Hack 6 Fiddling with Type/Creator Codes and File Extensions


Mac OS X uses a combination of type and creator codes and file extensions to determine the application with which a file is associated.

Every file in OS X and earlier versions of the Mac OS usually have both a type and creator attribute that help determine which application should open them. For example, a .html file may have a type and creator that say it should be opened in Microsoft's Internet Explorer, while a .mov file would have different attributes that suggest it should be opened by QuickTime. Files also have other attributes, like stationary, locked or unlocked, and timely information like creation and modification dates.

Unlike Windows, however, a Mac file doesn't need an extension to determine association with an application. A file named webcam could be a JPEG image, a text file to be opened by BBEdit, or even an HTML file associated with Internet Explorer. The type and creator codes rise above petty naming distinctions.

Normally, you'd need special software to set or change these types and creators, making the task more difficult (or expensive) than you'd hope. Longtime users of the Mac OS would often use the venerable ResEdit to perform the dirty deed, perhaps also tweaking other application strings in a fit of mirth and because they're there.

Thankfully, if you've installed Apple's Developer Tools, you can do this easily with the Terminal [Hack #48].

The easiest way to change a file's type and creator codes is to find a file you want to mimic and use its type and creator codes as a guide for your changes. For example, if you had a copy of Apple's home page (http://www.apple.com) saved as an HTML file named Apple Home.html, you'd enter the following into a Terminal [Hack #48] window to find its type and creator:

% /Developer/Tools/GetFileInfo "Apple Home.html"

The output would look something like this:

file: "Apple Home.html"
type: "TEXT"
creator: "MSIE"
attributes: avbstclinmed
created: 08/08/2002 19:12:46
modified: 08/08/2002 19:12:46

With this, we know that a file associated with Internet Explorer needs to have a type of TEXT and a creator of MSIE. If you check other files, you'll notice that types and creators are always four letters in length, often creating ungodly combinations of whimsy, like DBSE and FTCH, which have nothing to do with what you might think they do (an Extensis Portfolio database).
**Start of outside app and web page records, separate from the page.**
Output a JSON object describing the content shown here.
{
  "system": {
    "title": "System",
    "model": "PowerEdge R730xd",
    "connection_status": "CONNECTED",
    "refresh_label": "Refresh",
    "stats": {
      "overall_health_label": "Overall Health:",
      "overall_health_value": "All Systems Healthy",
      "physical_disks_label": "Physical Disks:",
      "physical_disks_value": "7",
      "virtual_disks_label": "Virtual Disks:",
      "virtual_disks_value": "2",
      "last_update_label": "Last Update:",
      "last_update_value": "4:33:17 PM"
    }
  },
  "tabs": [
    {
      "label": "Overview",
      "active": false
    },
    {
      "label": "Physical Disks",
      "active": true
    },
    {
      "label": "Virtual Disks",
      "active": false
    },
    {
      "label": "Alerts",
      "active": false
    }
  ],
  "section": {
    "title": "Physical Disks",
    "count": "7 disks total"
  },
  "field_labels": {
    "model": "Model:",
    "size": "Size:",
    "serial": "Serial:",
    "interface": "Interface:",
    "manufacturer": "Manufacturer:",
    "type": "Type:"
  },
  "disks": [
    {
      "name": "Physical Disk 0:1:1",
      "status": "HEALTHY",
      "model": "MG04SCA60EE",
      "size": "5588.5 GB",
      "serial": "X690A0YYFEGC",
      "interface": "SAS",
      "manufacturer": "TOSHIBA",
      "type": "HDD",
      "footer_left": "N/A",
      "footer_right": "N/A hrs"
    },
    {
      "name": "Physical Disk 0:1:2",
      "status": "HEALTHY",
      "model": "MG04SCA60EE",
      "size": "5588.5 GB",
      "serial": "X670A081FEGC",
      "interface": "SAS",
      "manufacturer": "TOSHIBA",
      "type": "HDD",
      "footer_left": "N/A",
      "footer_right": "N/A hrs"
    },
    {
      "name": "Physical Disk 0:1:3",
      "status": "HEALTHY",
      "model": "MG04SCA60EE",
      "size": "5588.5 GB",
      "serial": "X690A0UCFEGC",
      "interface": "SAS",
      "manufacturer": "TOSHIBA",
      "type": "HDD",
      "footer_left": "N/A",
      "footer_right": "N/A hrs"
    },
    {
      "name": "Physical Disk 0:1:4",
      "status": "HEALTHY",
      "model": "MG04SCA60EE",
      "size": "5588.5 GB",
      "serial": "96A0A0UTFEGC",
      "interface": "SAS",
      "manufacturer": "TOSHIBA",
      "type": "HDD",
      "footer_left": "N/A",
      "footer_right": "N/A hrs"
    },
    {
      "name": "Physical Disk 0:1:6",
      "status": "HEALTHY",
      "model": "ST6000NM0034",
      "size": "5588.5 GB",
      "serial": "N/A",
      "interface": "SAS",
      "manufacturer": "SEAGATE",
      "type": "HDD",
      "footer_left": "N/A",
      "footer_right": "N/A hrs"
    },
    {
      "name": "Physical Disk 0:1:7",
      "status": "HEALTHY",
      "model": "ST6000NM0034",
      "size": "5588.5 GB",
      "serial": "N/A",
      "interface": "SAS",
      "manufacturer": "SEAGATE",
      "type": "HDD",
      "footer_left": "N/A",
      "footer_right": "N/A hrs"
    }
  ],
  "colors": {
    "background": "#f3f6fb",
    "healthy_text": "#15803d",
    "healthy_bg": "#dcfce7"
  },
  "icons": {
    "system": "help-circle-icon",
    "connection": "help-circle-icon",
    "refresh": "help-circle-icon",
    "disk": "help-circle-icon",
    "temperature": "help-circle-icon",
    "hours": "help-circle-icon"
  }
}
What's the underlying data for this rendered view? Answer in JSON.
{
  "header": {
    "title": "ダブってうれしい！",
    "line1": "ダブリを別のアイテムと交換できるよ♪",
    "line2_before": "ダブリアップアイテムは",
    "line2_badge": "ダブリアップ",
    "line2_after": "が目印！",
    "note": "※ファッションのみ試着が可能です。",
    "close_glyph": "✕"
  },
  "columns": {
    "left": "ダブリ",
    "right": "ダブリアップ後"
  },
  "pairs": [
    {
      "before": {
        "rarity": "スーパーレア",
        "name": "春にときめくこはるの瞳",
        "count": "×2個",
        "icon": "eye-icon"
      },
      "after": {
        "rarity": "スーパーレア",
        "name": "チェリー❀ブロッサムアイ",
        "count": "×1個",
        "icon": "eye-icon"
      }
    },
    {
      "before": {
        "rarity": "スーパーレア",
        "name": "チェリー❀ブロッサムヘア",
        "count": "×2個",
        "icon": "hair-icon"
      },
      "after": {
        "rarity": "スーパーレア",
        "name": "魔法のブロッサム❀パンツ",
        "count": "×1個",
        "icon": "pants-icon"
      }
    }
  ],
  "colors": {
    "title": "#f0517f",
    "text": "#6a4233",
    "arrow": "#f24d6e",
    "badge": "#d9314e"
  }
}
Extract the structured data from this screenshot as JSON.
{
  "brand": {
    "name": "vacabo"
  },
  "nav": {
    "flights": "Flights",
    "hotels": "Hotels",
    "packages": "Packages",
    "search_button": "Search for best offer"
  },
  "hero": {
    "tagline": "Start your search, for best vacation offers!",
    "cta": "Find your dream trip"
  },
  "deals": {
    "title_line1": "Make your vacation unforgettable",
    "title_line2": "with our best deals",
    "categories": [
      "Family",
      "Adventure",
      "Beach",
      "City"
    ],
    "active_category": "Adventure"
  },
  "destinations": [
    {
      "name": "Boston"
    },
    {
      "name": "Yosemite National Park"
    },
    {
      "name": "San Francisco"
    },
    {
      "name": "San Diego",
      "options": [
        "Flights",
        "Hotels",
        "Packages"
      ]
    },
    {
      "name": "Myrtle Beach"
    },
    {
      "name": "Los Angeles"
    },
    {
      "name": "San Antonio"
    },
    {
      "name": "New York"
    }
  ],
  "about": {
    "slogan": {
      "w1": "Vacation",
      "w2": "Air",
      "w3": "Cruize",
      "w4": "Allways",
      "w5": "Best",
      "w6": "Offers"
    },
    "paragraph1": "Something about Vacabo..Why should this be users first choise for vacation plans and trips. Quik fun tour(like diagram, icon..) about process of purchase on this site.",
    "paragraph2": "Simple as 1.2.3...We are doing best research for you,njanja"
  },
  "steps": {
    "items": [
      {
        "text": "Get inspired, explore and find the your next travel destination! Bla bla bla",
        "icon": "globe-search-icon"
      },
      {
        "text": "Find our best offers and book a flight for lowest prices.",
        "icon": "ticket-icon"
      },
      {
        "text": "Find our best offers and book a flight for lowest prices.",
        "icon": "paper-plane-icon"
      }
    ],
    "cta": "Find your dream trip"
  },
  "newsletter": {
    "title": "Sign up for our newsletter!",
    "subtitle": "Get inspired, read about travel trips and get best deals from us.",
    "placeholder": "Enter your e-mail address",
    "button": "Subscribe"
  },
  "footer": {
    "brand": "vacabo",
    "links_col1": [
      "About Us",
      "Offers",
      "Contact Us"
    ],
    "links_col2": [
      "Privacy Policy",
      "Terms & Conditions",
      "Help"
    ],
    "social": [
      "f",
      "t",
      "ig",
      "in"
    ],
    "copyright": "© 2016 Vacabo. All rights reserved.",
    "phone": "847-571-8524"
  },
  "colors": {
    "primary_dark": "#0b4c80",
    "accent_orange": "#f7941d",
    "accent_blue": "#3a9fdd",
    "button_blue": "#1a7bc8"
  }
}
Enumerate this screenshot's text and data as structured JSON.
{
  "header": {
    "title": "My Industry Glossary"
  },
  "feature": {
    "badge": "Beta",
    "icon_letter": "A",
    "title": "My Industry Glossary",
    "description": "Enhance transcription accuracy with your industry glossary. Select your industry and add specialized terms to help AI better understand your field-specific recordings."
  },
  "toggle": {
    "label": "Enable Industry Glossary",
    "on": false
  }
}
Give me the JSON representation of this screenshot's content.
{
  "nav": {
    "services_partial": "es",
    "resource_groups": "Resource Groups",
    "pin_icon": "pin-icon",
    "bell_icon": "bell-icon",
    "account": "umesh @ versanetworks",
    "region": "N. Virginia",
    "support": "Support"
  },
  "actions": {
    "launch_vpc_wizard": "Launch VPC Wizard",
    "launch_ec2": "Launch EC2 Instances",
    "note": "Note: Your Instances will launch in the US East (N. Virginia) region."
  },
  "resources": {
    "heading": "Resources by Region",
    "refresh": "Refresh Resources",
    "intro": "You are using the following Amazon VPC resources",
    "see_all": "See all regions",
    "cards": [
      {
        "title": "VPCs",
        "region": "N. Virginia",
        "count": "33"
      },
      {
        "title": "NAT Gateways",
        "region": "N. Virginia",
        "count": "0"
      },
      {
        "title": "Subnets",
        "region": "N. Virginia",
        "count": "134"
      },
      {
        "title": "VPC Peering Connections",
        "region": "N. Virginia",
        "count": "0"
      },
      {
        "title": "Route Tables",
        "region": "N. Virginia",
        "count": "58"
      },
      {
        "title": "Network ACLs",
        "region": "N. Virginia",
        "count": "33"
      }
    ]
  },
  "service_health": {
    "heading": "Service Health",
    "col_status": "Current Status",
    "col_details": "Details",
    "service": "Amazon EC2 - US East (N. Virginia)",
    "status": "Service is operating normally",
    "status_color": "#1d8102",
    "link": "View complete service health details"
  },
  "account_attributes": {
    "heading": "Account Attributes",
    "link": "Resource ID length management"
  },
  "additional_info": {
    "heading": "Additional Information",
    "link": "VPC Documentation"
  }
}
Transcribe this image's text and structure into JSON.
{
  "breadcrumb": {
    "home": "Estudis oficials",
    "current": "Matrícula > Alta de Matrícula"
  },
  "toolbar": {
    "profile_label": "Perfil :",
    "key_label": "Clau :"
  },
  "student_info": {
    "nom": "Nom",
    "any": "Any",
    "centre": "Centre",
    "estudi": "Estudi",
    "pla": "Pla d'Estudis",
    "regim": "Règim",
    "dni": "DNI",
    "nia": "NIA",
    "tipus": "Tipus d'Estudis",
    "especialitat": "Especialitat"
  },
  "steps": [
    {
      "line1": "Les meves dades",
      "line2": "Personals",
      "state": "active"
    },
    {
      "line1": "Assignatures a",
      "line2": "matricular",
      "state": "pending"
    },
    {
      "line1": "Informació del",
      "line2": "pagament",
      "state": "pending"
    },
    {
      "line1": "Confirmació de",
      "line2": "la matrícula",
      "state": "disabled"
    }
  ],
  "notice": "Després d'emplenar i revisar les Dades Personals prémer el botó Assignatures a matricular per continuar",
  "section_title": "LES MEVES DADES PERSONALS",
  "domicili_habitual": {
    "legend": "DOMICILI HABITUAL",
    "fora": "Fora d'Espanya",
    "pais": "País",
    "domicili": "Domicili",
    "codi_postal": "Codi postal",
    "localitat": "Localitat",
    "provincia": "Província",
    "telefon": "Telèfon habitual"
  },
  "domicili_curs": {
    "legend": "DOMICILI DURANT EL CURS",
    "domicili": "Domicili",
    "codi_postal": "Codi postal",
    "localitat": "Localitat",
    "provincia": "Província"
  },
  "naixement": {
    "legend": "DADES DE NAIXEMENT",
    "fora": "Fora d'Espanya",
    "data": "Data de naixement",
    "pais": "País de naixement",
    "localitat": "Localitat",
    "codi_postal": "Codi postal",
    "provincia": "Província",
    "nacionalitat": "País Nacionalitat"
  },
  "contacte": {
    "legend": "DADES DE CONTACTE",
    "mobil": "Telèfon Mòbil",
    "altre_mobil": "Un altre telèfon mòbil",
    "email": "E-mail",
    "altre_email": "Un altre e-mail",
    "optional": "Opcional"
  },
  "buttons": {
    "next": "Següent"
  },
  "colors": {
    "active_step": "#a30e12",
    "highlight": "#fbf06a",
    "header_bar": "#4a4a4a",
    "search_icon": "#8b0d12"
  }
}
To associate some other file with Internet Explorer, you'd enter the following:

% /Developer/Tools/SetFile -c MSIE -t TEXT some_other_file

Because Mac OS X has a Unix underlayer, some files utilized by the Unix side of things may have no type and creator. GetFileInfo, in those cases, would show blank values for those fields:

% /Developer/Tools/GetFileInfo /usr/bin/vi
file: "/usr/bin/vi"
type: ""
creator: ""
attributes: avbstclinmed
created: 11/11/2002 18:28:56
modified: 11/11/2002 18:28:56

What's interesting is how a file with no associated type or creator codes might still be associated and opened with a particular application. Take, for example, an archived copy of the source code for Perl 5.8, freshly downloaded off the Net:

% /Developer/Tools/GetFileInfo perl-5.8.0.tar.gz
file: "perl-5.8.0.tar.gz"
type: ""
creator: ""

With no file type and creator, you may be confounded by the fact that tar.gz is nonetheless associated with Stuffit Expander when you look at it from the Finder's point of view, as shown in Figure 1-15.

Figure 1-15. tar.gz is associated with Stuffit Expander

The reasoning is simple: if a file has type and creator codes, they're used. Otherwise, Mac OS X takes a look at the file extension ? much like Windows does ? with an eye to figuring out what it belongs with. Rename perl-5.8.0.tar.gz to just perl-5.8.0 and Mac OS X will be lost; the Stuffit Expander icon changes immediately to a blank sheet.

Armed with an understanding of setting types and creators, you can easily fix this. A gzipped file has a type of Gzip and a creator of SITx; alter the codes on the command line and all's as expected:

% /Developer/Tools/SetFile -c SITx -t Gzip perl-5.8.0

With type and creator set, you can rename that file to your heart's content, appending whatever extension you like, and it'll remain associated with Stuffit Expander.

6.1 See Also

  • For details on GetFileInfo and SetFile, at the Terminal [Hack #48], type man GetFileInfo and man SetFile, respectively.